-- SUPPLIED DATA follows --
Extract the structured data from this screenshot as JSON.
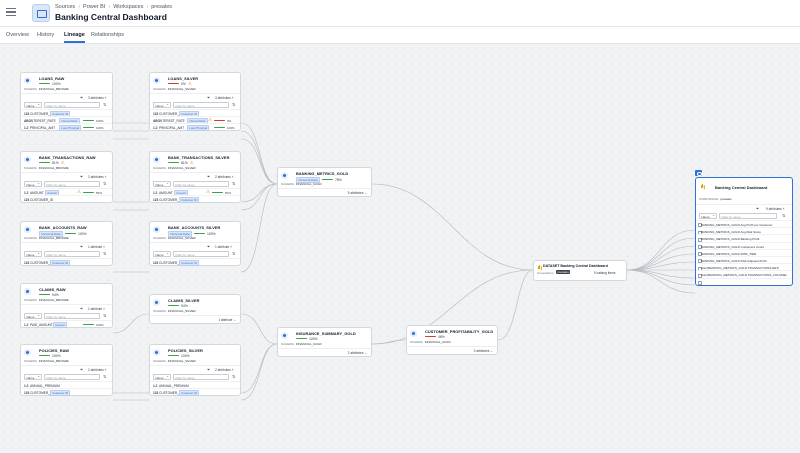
{
  "header": {
    "breadcrumbs": [
      "Sources",
      "Power BI",
      "Workspaces",
      "presales"
    ],
    "title": "Banking Central Dashboard"
  },
  "tabs": [
    "Overview",
    "History",
    "Lineage",
    "Relationships"
  ],
  "active_tab": "Lineage",
  "colors": {
    "accent": "#2f6fd6",
    "good": "#3aa14a",
    "bad": "#d63b2f",
    "warn": "#d97706"
  },
  "labels": {
    "schema": "SCHEMA",
    "filter_placeholder": "Filter by name",
    "sort_select": "Name",
    "dataset_owner": "Groupadmin",
    "dataset_owner_value": "presales",
    "workspace_label": "WORKSPACE",
    "workspace_value": "presales"
  },
  "nodes": {
    "loans_raw": {
      "title": "LOANS_RAW",
      "quality": "100%",
      "schema": "FINANCIAL_BRONZE",
      "attrs": "3 attributes",
      "rows": [
        {
          "type": "123",
          "name": "CUSTOMER_ID",
          "chip": "Customer ID",
          "pct": ""
        },
        {
          "type": "ABC",
          "name": "INTEREST_RATE",
          "chip": "Interest Rate",
          "pct": "100%"
        },
        {
          "type": "1.2",
          "name": "PRINCIPAL_AMT",
          "chip": "Loan Principal",
          "pct": "100%"
        }
      ]
    },
    "loans_silver": {
      "title": "LOANS_SILVER",
      "quality": "0%",
      "schema": "FINANCIAL_SILVER",
      "attrs": "3 attributes",
      "rows": [
        {
          "type": "123",
          "name": "CUSTOMER_ID",
          "chip": "Customer ID",
          "pct": ""
        },
        {
          "type": "ABC",
          "name": "INTEREST_RATE",
          "chip": "Interest Rate",
          "pct": "0%"
        },
        {
          "type": "1.2",
          "name": "PRINCIPAL_AMT",
          "chip": "Loan Principal",
          "pct": "100%"
        }
      ]
    },
    "bank_tx_raw": {
      "title": "BANK_TRANSACTIONS_RAW",
      "quality": "81%",
      "schema": "FINANCIAL_BRONZE",
      "attrs": "2 attributes",
      "rows": [
        {
          "type": "1.2",
          "name": "AMOUNT",
          "chip": "Amount",
          "pct": "50%"
        },
        {
          "type": "123",
          "name": "CUSTOMER_ID",
          "chip": "",
          "pct": ""
        }
      ]
    },
    "bank_tx_silver": {
      "title": "BANK_TRANSACTIONS_SILVER",
      "quality": "81%",
      "schema": "FINANCIAL_SILVER",
      "attrs": "2 attributes",
      "rows": [
        {
          "type": "1.2",
          "name": "AMOUNT",
          "chip": "Amount",
          "pct": "50%"
        },
        {
          "type": "123",
          "name": "CUSTOMER_ID",
          "chip": "Customer ID",
          "pct": ""
        }
      ]
    },
    "bank_acc_raw": {
      "title": "BANK_ACCOUNTS_RAW",
      "chip": "Personal Data",
      "quality": "100%",
      "schema": "FINANCIAL_BRONZE",
      "attrs": "1 attribute",
      "rows": [
        {
          "type": "123",
          "name": "CUSTOMER_ID",
          "chip": "Customer ID",
          "pct": ""
        }
      ]
    },
    "bank_acc_silver": {
      "title": "BANK_ACCOUNTS_SILVER",
      "chip": "Personal Data",
      "quality": "100%",
      "schema": "FINANCIAL_SILVER",
      "attrs": "1 attribute",
      "rows": [
        {
          "type": "123",
          "name": "CUSTOMER_ID",
          "chip": "Customer ID",
          "pct": ""
        }
      ]
    },
    "claims_raw": {
      "title": "CLAIMS_RAW",
      "quality": "94%",
      "schema": "FINANCIAL_BRONZE",
      "attrs": "1 attribute",
      "rows": [
        {
          "type": "1.2",
          "name": "PAID_AMOUNT",
          "chip": "Amount",
          "pct": "100%"
        }
      ]
    },
    "claims_silver": {
      "title": "CLAIMS_SILVER",
      "quality": "94%",
      "schema": "FINANCIAL_SILVER",
      "attrs": "1 attribute"
    },
    "policies_raw": {
      "title": "POLICIES_RAW",
      "quality": "100%",
      "schema": "FINANCIAL_BRONZE",
      "attrs": "2 attributes",
      "rows": [
        {
          "type": "1.2",
          "name": "ANNUAL_PREMIUM",
          "chip": "",
          "pct": ""
        },
        {
          "type": "123",
          "name": "CUSTOMER_ID",
          "chip": "Customer ID",
          "pct": ""
        }
      ]
    },
    "policies_silver": {
      "title": "POLICIES_SILVER",
      "quality": "100%",
      "schema": "FINANCIAL_SILVER",
      "attrs": "2 attributes",
      "rows": [
        {
          "type": "1.2",
          "name": "ANNUAL_PREMIUM",
          "chip": "",
          "pct": ""
        },
        {
          "type": "123",
          "name": "CUSTOMER_ID",
          "chip": "Customer ID",
          "pct": ""
        }
      ]
    },
    "banking_gold": {
      "title": "BANKING_METRICS_GOLD",
      "chip": "Personal Data",
      "quality": "78%",
      "schema": "FINANCIAL_GOLD",
      "attrs": "5 attributes"
    },
    "insurance_gold": {
      "title": "INSURANCE_SUMMARY_GOLD",
      "quality": "100%",
      "schema": "FINANCIAL_GOLD",
      "attrs": "2 attributes"
    },
    "customer_gold": {
      "title": "CUSTOMER_PROFITABILITY_GOLD",
      "quality": "46%",
      "schema": "FINANCIAL_GOLD",
      "attrs": "3 attributes"
    },
    "dataset": {
      "title": "DATASET Banking Central Dashboard",
      "attrs": "9 catalog items"
    },
    "dashboard": {
      "title": "Banking Central Dashboard",
      "attrs": "9 attributes",
      "rows": [
        "BANKING_METRICS_GOLD Avg Profit per Customer",
        "BANKING_METRICS_GOLD Avg Risk Score",
        "BANKING_METRICS_GOLD Banking Profit",
        "BANKING_METRICS_GOLD Customers Count",
        "BANKING_METRICS_GOLD RISK_TIER",
        "BANKING_METRICS_GOLD Risk Adjusted Profit",
        "Sum(BANKING_METRICS_GOLD.TRANSACTIONS.NET)",
        "Sum(BANKING_METRICS_GOLD.TRANSACTIONS_VOLUME)",
        ""
      ]
    }
  }
}
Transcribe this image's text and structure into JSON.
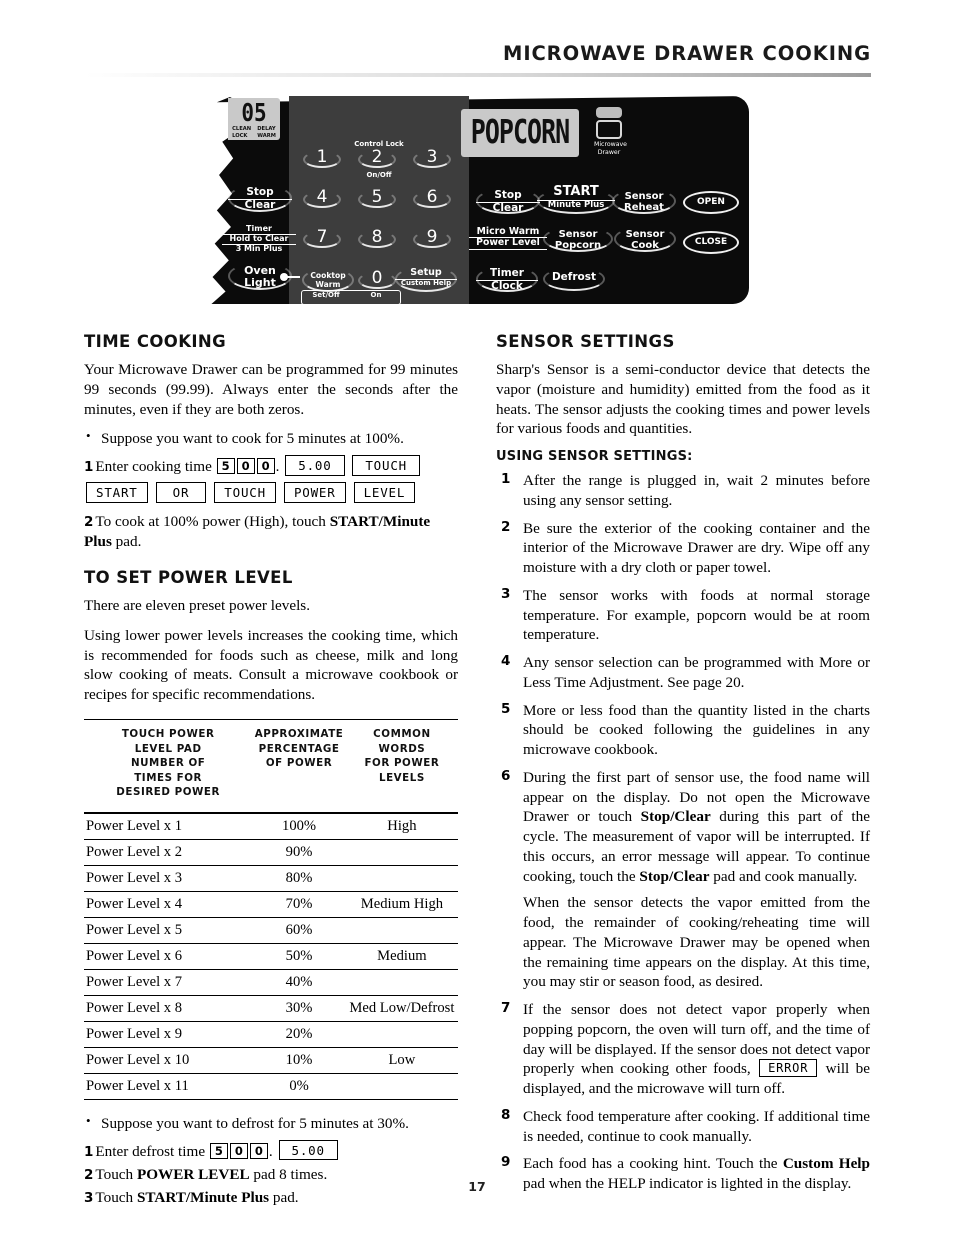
{
  "header": {
    "title": "MICROWAVE DRAWER COOKING"
  },
  "control_panel": {
    "left_display": {
      "digits": "05",
      "tag_clean": "CLEAN",
      "tag_lock": "LOCK",
      "tag_delay": "DELAY",
      "tag_warm": "WARM"
    },
    "main_display": "POPCORN",
    "drawer_icon_label_line1": "Microwave",
    "drawer_icon_label_line2": "Drawer",
    "left_keys": [
      {
        "line1": "Stop",
        "line2": "Clear"
      },
      {
        "line1": "Timer",
        "line2": "Hold to Clear",
        "line3": "3 Min Plus"
      },
      {
        "line1": "Oven",
        "line2": "Light"
      }
    ],
    "keypad": {
      "control_lock_label": "Control Lock",
      "on_off_label": "On/Off",
      "digits": [
        "1",
        "2",
        "3",
        "4",
        "5",
        "6",
        "7",
        "8",
        "9",
        "0"
      ],
      "cooktop_warm_line1": "Cooktop",
      "cooktop_warm_line2": "Warm",
      "setup_line1": "Setup",
      "setup_line2": "Custom Help",
      "set_off_label": "Set/Off",
      "on_label": "On"
    },
    "right_keys": [
      {
        "line1": "Stop",
        "line2": "Clear"
      },
      {
        "line1": "START",
        "line2": "Minute Plus"
      },
      {
        "line1": "Sensor",
        "line2": "Reheat"
      },
      {
        "line1": "OPEN"
      },
      {
        "line1": "Micro Warm",
        "line2": "Power Level"
      },
      {
        "line1": "Sensor",
        "line2": "Popcorn"
      },
      {
        "line1": "Sensor",
        "line2": "Cook"
      },
      {
        "line1": "CLOSE"
      },
      {
        "line1": "Timer",
        "line2": "Clock"
      },
      {
        "line1": "Defrost"
      }
    ]
  },
  "left_column": {
    "time_cooking": {
      "heading": "TIME COOKING",
      "intro": "Your Microwave Drawer can be programmed for 99 minutes 99 seconds (99.99). Always enter the seconds after the minutes, even if they are both zeros.",
      "bullet": "Suppose you want to cook for 5 minutes at 100%.",
      "step1_num": "1",
      "step1_text_a": "Enter cooking time",
      "step1_keys": [
        "5",
        "0",
        "0"
      ],
      "step1_period": ".",
      "step1_lcd_time": "5.00",
      "step1_lcd_touch": "TOUCH",
      "step1_lcd_row": [
        "START",
        "OR",
        "TOUCH",
        "POWER",
        "LEVEL"
      ],
      "step2_num": "2",
      "step2_text_a": "To cook at 100% power (High), touch ",
      "step2_bold": "START/Minute Plus",
      "step2_text_b": " pad."
    },
    "power_level": {
      "heading": "TO SET POWER LEVEL",
      "para1": "There are eleven preset power levels.",
      "para2": "Using lower power levels increases the cooking time, which is recommended for foods such as cheese, milk and long slow cooking of meats. Consult a microwave cookbook or recipes for specific recommendations."
    },
    "table": {
      "headers": [
        "TOUCH POWER LEVEL PAD NUMBER OF TIMES FOR DESIRED POWER",
        "APPROXIMATE PERCENTAGE OF POWER",
        "COMMON WORDS FOR POWER LEVELS"
      ],
      "header_lines": [
        [
          "TOUCH POWER",
          "LEVEL PAD",
          "NUMBER OF",
          "TIMES FOR",
          "DESIRED POWER"
        ],
        [
          "APPROXIMATE",
          "PERCENTAGE",
          "OF POWER"
        ],
        [
          "COMMON",
          "WORDS",
          "FOR POWER",
          "LEVELS"
        ]
      ],
      "rows": [
        {
          "pad": "Power Level x 1",
          "pct": "100%",
          "word": "High"
        },
        {
          "pad": "Power Level x 2",
          "pct": "90%",
          "word": ""
        },
        {
          "pad": "Power Level x 3",
          "pct": "80%",
          "word": ""
        },
        {
          "pad": "Power Level x 4",
          "pct": "70%",
          "word": "Medium High"
        },
        {
          "pad": "Power Level x 5",
          "pct": "60%",
          "word": ""
        },
        {
          "pad": "Power Level x 6",
          "pct": "50%",
          "word": "Medium"
        },
        {
          "pad": "Power Level x 7",
          "pct": "40%",
          "word": ""
        },
        {
          "pad": "Power Level x 8",
          "pct": "30%",
          "word": "Med Low/Defrost"
        },
        {
          "pad": "Power Level x 9",
          "pct": "20%",
          "word": ""
        },
        {
          "pad": "Power Level x 10",
          "pct": "10%",
          "word": "Low"
        },
        {
          "pad": "Power Level x 11",
          "pct": "0%",
          "word": ""
        }
      ]
    },
    "defrost_example": {
      "bullet": "Suppose you want to defrost for 5 minutes at 30%.",
      "step1_num": "1",
      "step1_text_a": "Enter defrost time",
      "step1_keys": [
        "5",
        "0",
        "0"
      ],
      "step1_period": ".",
      "step1_lcd_time": "5.00",
      "step2_num": "2",
      "step2_text_a": "Touch ",
      "step2_bold": "POWER LEVEL",
      "step2_text_b": " pad 8 times.",
      "step3_num": "3",
      "step3_text_a": "Touch ",
      "step3_bold": "START/Minute Plus",
      "step3_text_b": " pad."
    }
  },
  "right_column": {
    "sensor_settings": {
      "heading": "SENSOR SETTINGS",
      "intro": "Sharp's Sensor is a semi-conductor device that detects the vapor (moisture and humidity) emitted from the food as it heats. The sensor adjusts the cooking times and power levels for various foods and quantities.",
      "subheading": "USING SENSOR SETTINGS:",
      "items": [
        {
          "num": "1",
          "text": "After the range is plugged in, wait 2 minutes before using any sensor setting."
        },
        {
          "num": "2",
          "text": "Be sure the exterior of the cooking container and the interior of the Microwave Drawer are dry. Wipe off any moisture with a dry cloth or paper towel."
        },
        {
          "num": "3",
          "text": "The sensor works with foods at normal storage temperature. For example, popcorn would be at room temperature."
        },
        {
          "num": "4",
          "text": "Any sensor selection can be programmed with More or Less Time Adjustment. See page 20."
        },
        {
          "num": "5",
          "text": "More or less food than the quantity listed in the charts should be cooked following the guidelines in any microwave cookbook."
        }
      ],
      "item6": {
        "num": "6",
        "part1": "During the first part of sensor use, the food name will appear on the display. Do not open the Microwave Drawer or touch ",
        "bold1": "Stop/Clear",
        "part2": " during this part of the cycle. The measurement of vapor will be interrupted. If this occurs, an error message will appear. To continue cooking, touch the ",
        "bold2": "Stop/Clear",
        "part3": " pad and cook manually.",
        "para2": "When the sensor detects the vapor emitted from the food, the remainder of cooking/reheating time will appear. The Microwave Drawer may be opened when the remaining time appears on the display. At this time, you may stir or season food, as desired."
      },
      "item7": {
        "num": "7",
        "part1": "If the sensor does not detect vapor properly when popping popcorn, the oven will turn off, and the time of day will be displayed. If the sensor does not detect vapor properly when cooking other foods, ",
        "lcd": "ERROR",
        "part2": " will be displayed, and the microwave will turn off."
      },
      "item8": {
        "num": "8",
        "text": "Check food temperature after cooking. If additional time is needed, continue to cook manually."
      },
      "item9": {
        "num": "9",
        "part1": "Each food has a cooking hint. Touch the ",
        "bold": "Custom Help",
        "part2": " pad when the HELP indicator is lighted in the display."
      }
    }
  },
  "footer": {
    "page_number": "17"
  }
}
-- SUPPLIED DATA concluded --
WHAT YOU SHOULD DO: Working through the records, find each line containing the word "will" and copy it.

OUTPUT FOR THIS TASK:
        "part1": "During the first part of sensor use, the food name will appear on the display. Do not open the Microwave Drawer or touch ",
        "part2": " during this part of the cycle. The measurement of vapor will be interrupted. If this occurs, an error message will appear. To continue cooking, touch the ",
        "para2": "When the sensor detects the vapor emitted from the food, the remainder of cooking/reheating time will appear. The Microwave Drawer may be opened when the remaining time appears on the display. At this time, you may stir or season food, as desired."
        "part1": "If the sensor does not detect vapor properly when popping popcorn, the oven will turn off, and the time of day will be displayed. If the sensor does not detect vapor properly when cooking other foods, ",
        "part2": " will be displayed, and the microwave will turn off."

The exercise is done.